Some other thoughts:

  • I'm pretty sure most everyone is in agreement that Antonio McDyess should not have been ejected for his takedown of Anderson Varejao late in the first quarter. The play was certainly deserving of a flagrant, but the ejection was completely unwarranted. At least I got to see Varejao writhing in pain on the ground. Somebody needed to teach him what getting truly fouled actually feels like.
  • According to one of the TNT announcers last night (either Doug Collins or Steve Kerr, I don't remember), Lindsey Hunter is "maybe the best defender in the league in terms of stopping the dribble." Sorry, but getting in a stance that even Coach K would call unnecessarily low and doing everything you can to try to pick the dribbler's pocket (usually ending in several quick fouls) does not a great defender make. Lindsey got blown by for layups a couple times last night, and finished with a team-low +/- of -10. Add in his complete ineptitude on offense, and I tend to scream long series of four-letter words anytime Flip Saunders decides he needs Lindsey's aggressiveness more than Flip Murray's scoring ability. Is he forgetting that Murray poured in 8 points in 20 minutes in Game 3? Not even Lindsey airballing a driving layup attempt was enough to get Saunders to take him out. If my hairline starts receding as a result of this series, Saunders and Hunter should be forced to cover my Rogaine expenses.

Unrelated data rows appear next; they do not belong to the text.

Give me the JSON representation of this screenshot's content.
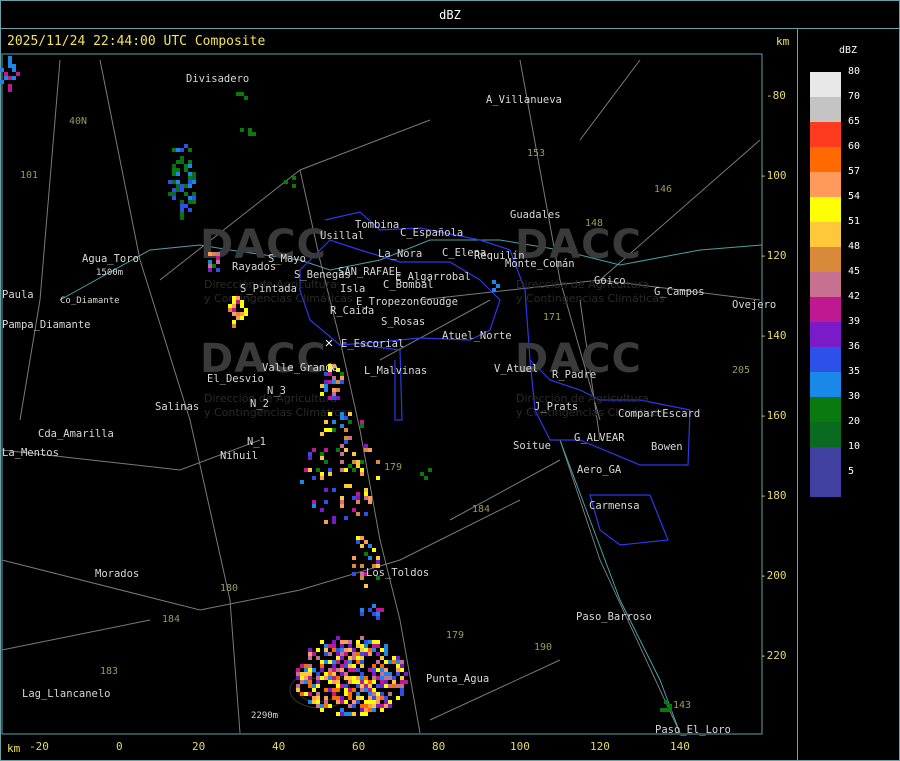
{
  "window": {
    "title": "dBZ"
  },
  "map": {
    "header": "2025/11/24 22:44:00 UTC Composite",
    "km_label_top": "km",
    "km_label_bottom": "km",
    "x_ticks": [
      "-20",
      "0",
      "20",
      "40",
      "60",
      "80",
      "100",
      "120",
      "140"
    ],
    "y_ticks": [
      "-80",
      "-100",
      "-120",
      "-140",
      "-160",
      "-180",
      "-200",
      "-220"
    ],
    "watermark": {
      "text": "DACC",
      "subtitle_1": "Dirección de Agricultura",
      "subtitle_2": "y Contingencias Climáticas"
    },
    "places": [
      "Divisadero",
      "A_Villanueva",
      "40N",
      "101",
      "153",
      "146",
      "Guadales",
      "148",
      "Tombina",
      "Usillal",
      "C_Española",
      "La_Nora",
      "C_Elena",
      "Requilín",
      "Monte_Comán",
      "Agua_Toro",
      "Rayados",
      "S_Mayo",
      "S_Benegas",
      "SAN_RAFAEL",
      "E_Algarrobal",
      "C_Bombal",
      "Goudge",
      "Goico",
      "G_Campos",
      "Ovejero",
      "Paula",
      "Pampa_Diamante",
      "S_Pintada",
      "Isla",
      "E_Tropezon",
      "R_Caida",
      "S_Rosas",
      "Atuel_Norte",
      "171",
      "E_Escorial",
      "Valle_Grande",
      "L_Malvinas",
      "V_Atuel",
      "R_Padre",
      "El_Desvio",
      "N_3",
      "N_2",
      "Salinas",
      "J_Prats",
      "CompartEscard",
      "N_1",
      "Nihuil",
      "Cda_Amarilla",
      "Soitue",
      "G_ALVEAR",
      "Bowen",
      "Aero_GA",
      "Carmensa",
      "La_Mentos",
      "179",
      "184",
      "Morados",
      "180",
      "Los_Toldos",
      "Paso_Barroso",
      "179",
      "190",
      "184",
      "183",
      "Lag_Llancanelo",
      "Punta_Agua",
      "2290m",
      "143",
      "Paso_El_Loro",
      "205",
      "1500m",
      "Co_Diamante"
    ]
  },
  "legend": {
    "title": "dBZ",
    "items": [
      {
        "value": "80",
        "color": "#e8e8e8"
      },
      {
        "value": "70",
        "color": "#c4c4c4"
      },
      {
        "value": "65",
        "color": "#ff3a1e"
      },
      {
        "value": "60",
        "color": "#ff6a00"
      },
      {
        "value": "57",
        "color": "#ff9a5a"
      },
      {
        "value": "54",
        "color": "#ffff00"
      },
      {
        "value": "51",
        "color": "#ffc83a"
      },
      {
        "value": "48",
        "color": "#d88a3a"
      },
      {
        "value": "45",
        "color": "#c87090"
      },
      {
        "value": "42",
        "color": "#c01890"
      },
      {
        "value": "39",
        "color": "#7a1ac8"
      },
      {
        "value": "36",
        "color": "#2c50e8"
      },
      {
        "value": "35",
        "color": "#1a88e8"
      },
      {
        "value": "30",
        "color": "#0a7a10"
      },
      {
        "value": "20",
        "color": "#0a6a20"
      },
      {
        "value": "10",
        "color": "#4040a0"
      },
      {
        "value": "5",
        "color": "#4040a0"
      }
    ]
  }
}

  • It was good to see Chris Webber finally playing with some semblance of a pulse. He had 20 points on 9-13 shooting as well as 7 rebounds in 30 minutes. He was finally getting his open shots to drop, and was able to blow by (alright, "blow by") Zydrunas Ilgauskas pretty much at will. C-Webb has trouble any time the Cavs go with a quicker lineup (read: whenever Ilgauskas isn't in the game), but was effective against the plodding Cavs center last night.
  • One would think that after LeBron scored, oh, his 20th consecutive point or so, Flip Saunders would decide to go back to double-teaming LeBron and see if any of the other Cavs could make a shot. However, making that assumption would be to underestimate Saunders' inadequacy as an in-game coach. Honestly, by the second overtime, I don't think any of the Cavs besides LeBron remembered what it felt like to have a basketball in their hands. If I had to pick my poison, I'd go with forcing Anderson Varejao/Donyell Marshall/Sasha Pavlovic/Eric Snow to hit the winning shot instead of watching helplessly as LeBron got a full head of steam before attacking the basket and dropping in another layup. Consider me very much on the "Fire Flip" bandwagon at this point.
Game 6 is Saturday at 8:30 pm. A Pistons victory would do wonders for my sanity and general temperament. A loss will send me spiraling into a deep depression that will last anywhere from a couple days to several weeks. Yes, I have issues.

(Getty Images Photo)